• **INFORMATION GIVEN**:
*** Begin section ***
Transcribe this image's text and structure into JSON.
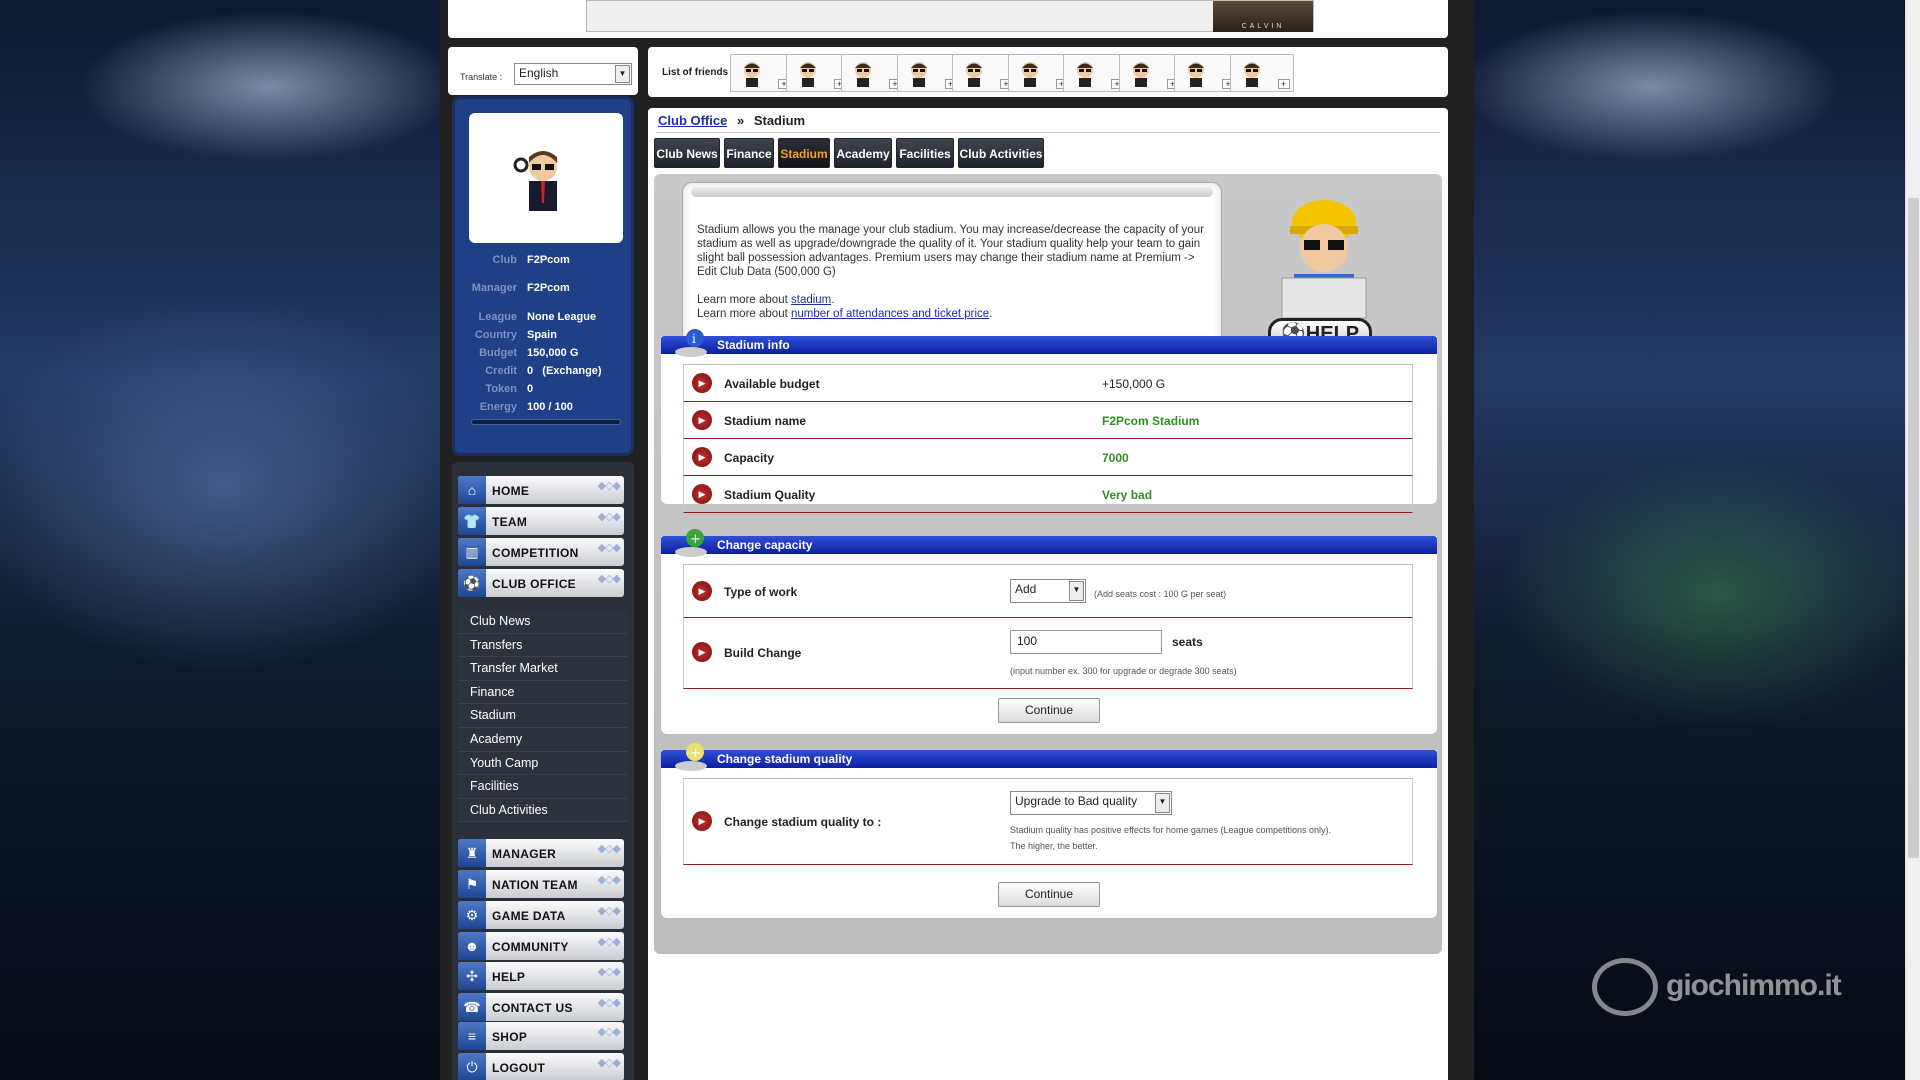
{
  "banner": {
    "ad_caption": "CALVIN"
  },
  "translate": {
    "label": "Translate :",
    "language": "English"
  },
  "profile": {
    "fields": [
      {
        "key": "Club",
        "value": "F2Pcom"
      },
      {
        "key": "Manager",
        "value": "F2Pcom"
      },
      {
        "key": "League",
        "value": "None League"
      },
      {
        "key": "Country",
        "value": "Spain"
      },
      {
        "key": "Budget",
        "value": "150,000 G"
      },
      {
        "key": "Credit",
        "value": "0   (Exchange)"
      },
      {
        "key": "Token",
        "value": "0"
      },
      {
        "key": "Energy",
        "value": "100 / 100"
      }
    ],
    "energy_level": 1.0
  },
  "menu": {
    "top": [
      {
        "label": "HOME",
        "icon": "home-icon"
      },
      {
        "label": "TEAM",
        "icon": "shirt-icon"
      },
      {
        "label": "COMPETITION",
        "icon": "podium-icon"
      },
      {
        "label": "CLUB OFFICE",
        "icon": "ball-icon"
      }
    ],
    "sub": [
      "Club News",
      "Transfers",
      "Transfer Market",
      "Finance",
      "Stadium",
      "Academy",
      "Youth Camp",
      "Facilities",
      "Club Activities"
    ],
    "bottom": [
      {
        "label": "MANAGER",
        "icon": "manager-icon"
      },
      {
        "label": "NATION TEAM",
        "icon": "flag-icon"
      },
      {
        "label": "GAME DATA",
        "icon": "gear-icon"
      },
      {
        "label": "COMMUNITY",
        "icon": "community-icon"
      },
      {
        "label": "HELP",
        "icon": "help-icon"
      },
      {
        "label": "CONTACT US",
        "icon": "phone-icon"
      },
      {
        "label": "SHOP",
        "icon": "cart-icon"
      },
      {
        "label": "LOGOUT",
        "icon": "power-icon"
      }
    ]
  },
  "friends": {
    "label": "List of friends",
    "count": 10,
    "plus": "+"
  },
  "breadcrumb": {
    "parent": "Club Office",
    "sep": "»",
    "current": "Stadium"
  },
  "tabs": [
    "Club News",
    "Finance",
    "Stadium",
    "Academy",
    "Facilities",
    "Club Activities"
  ],
  "intro": {
    "text": "Stadium allows you the manage your club stadium. You may increase/decrease the capacity of your stadium as well as upgrade/downgrade the quality of it. Your stadium quality help your team to gain slight ball possession advantages. Premium users may change their stadium name at Premium -> Edit Club Data (500,000 G)",
    "learn_prefix": "Learn more about",
    "link1": "stadium",
    "link2": "number of attendances and ticket price",
    "help_label": "HELP"
  },
  "stadium_info": {
    "title": "Stadium info",
    "rows": [
      {
        "key": "Available budget",
        "value": "+150,000 G"
      },
      {
        "key": "Stadium name",
        "value": "F2Pcom Stadium"
      },
      {
        "key": "Capacity",
        "value": "7000"
      },
      {
        "key": "Stadium Quality",
        "value": "Very bad"
      }
    ]
  },
  "change_capacity": {
    "title": "Change capacity",
    "type_label": "Type of work",
    "type_value": "Add",
    "type_note": "(Add seats cost : 100 G per seat)",
    "build_label": "Build Change",
    "build_value": "100",
    "build_unit": "seats",
    "build_note": "(input number ex. 300 for upgrade or degrade 300 seats)",
    "continue": "Continue"
  },
  "change_quality": {
    "title": "Change stadium quality",
    "label": "Change stadium quality to :",
    "value": "Upgrade to Bad quality",
    "note1": "Stadium quality has positive effects for home games (League competitions only).",
    "note2": "The higher, the better.",
    "continue": "Continue"
  },
  "watermark": "giochimmo.it"
}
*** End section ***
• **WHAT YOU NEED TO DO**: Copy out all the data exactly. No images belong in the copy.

• **YOUR SOLUTION**:
Transcribe this image's text and structure into JSON.
{
  "banner": {
    "ad_caption": "CALVIN"
  },
  "translate": {
    "label": "Translate :",
    "language": "English"
  },
  "profile": {
    "fields": [
      {
        "key": "Club",
        "value": "F2Pcom"
      },
      {
        "key": "Manager",
        "value": "F2Pcom"
      },
      {
        "key": "League",
        "value": "None League"
      },
      {
        "key": "Country",
        "value": "Spain"
      },
      {
        "key": "Budget",
        "value": "150,000 G"
      },
      {
        "key": "Credit",
        "value": "0   (Exchange)"
      },
      {
        "key": "Token",
        "value": "0"
      },
      {
        "key": "Energy",
        "value": "100 / 100"
      }
    ],
    "energy_level": 1.0
  },
  "menu": {
    "top": [
      {
        "label": "HOME",
        "icon": "home-icon"
      },
      {
        "label": "TEAM",
        "icon": "shirt-icon"
      },
      {
        "label": "COMPETITION",
        "icon": "podium-icon"
      },
      {
        "label": "CLUB OFFICE",
        "icon": "ball-icon"
      }
    ],
    "sub": [
      "Club News",
      "Transfers",
      "Transfer Market",
      "Finance",
      "Stadium",
      "Academy",
      "Youth Camp",
      "Facilities",
      "Club Activities"
    ],
    "bottom": [
      {
        "label": "MANAGER",
        "icon": "manager-icon"
      },
      {
        "label": "NATION TEAM",
        "icon": "flag-icon"
      },
      {
        "label": "GAME DATA",
        "icon": "gear-icon"
      },
      {
        "label": "COMMUNITY",
        "icon": "community-icon"
      },
      {
        "label": "HELP",
        "icon": "help-icon"
      },
      {
        "label": "CONTACT US",
        "icon": "phone-icon"
      },
      {
        "label": "SHOP",
        "icon": "cart-icon"
      },
      {
        "label": "LOGOUT",
        "icon": "power-icon"
      }
    ]
  },
  "friends": {
    "label": "List of friends",
    "count": 10,
    "plus": "+"
  },
  "breadcrumb": {
    "parent": "Club Office",
    "sep": "»",
    "current": "Stadium"
  },
  "tabs": [
    "Club News",
    "Finance",
    "Stadium",
    "Academy",
    "Facilities",
    "Club Activities"
  ],
  "intro": {
    "text": "Stadium allows you the manage your club stadium. You may increase/decrease the capacity of your stadium as well as upgrade/downgrade the quality of it. Your stadium quality help your team to gain slight ball possession advantages. Premium users may change their stadium name at Premium -> Edit Club Data (500,000 G)",
    "learn_prefix": "Learn more about",
    "link1": "stadium",
    "link2": "number of attendances and ticket price",
    "help_label": "HELP"
  },
  "stadium_info": {
    "title": "Stadium info",
    "rows": [
      {
        "key": "Available budget",
        "value": "+150,000 G"
      },
      {
        "key": "Stadium name",
        "value": "F2Pcom Stadium"
      },
      {
        "key": "Capacity",
        "value": "7000"
      },
      {
        "key": "Stadium Quality",
        "value": "Very bad"
      }
    ]
  },
  "change_capacity": {
    "title": "Change capacity",
    "type_label": "Type of work",
    "type_value": "Add",
    "type_note": "(Add seats cost : 100 G per seat)",
    "build_label": "Build Change",
    "build_value": "100",
    "build_unit": "seats",
    "build_note": "(input number ex. 300 for upgrade or degrade 300 seats)",
    "continue": "Continue"
  },
  "change_quality": {
    "title": "Change stadium quality",
    "label": "Change stadium quality to :",
    "value": "Upgrade to Bad quality",
    "note1": "Stadium quality has positive effects for home games (League competitions only).",
    "note2": "The higher, the better.",
    "continue": "Continue"
  },
  "watermark": "giochimmo.it"
}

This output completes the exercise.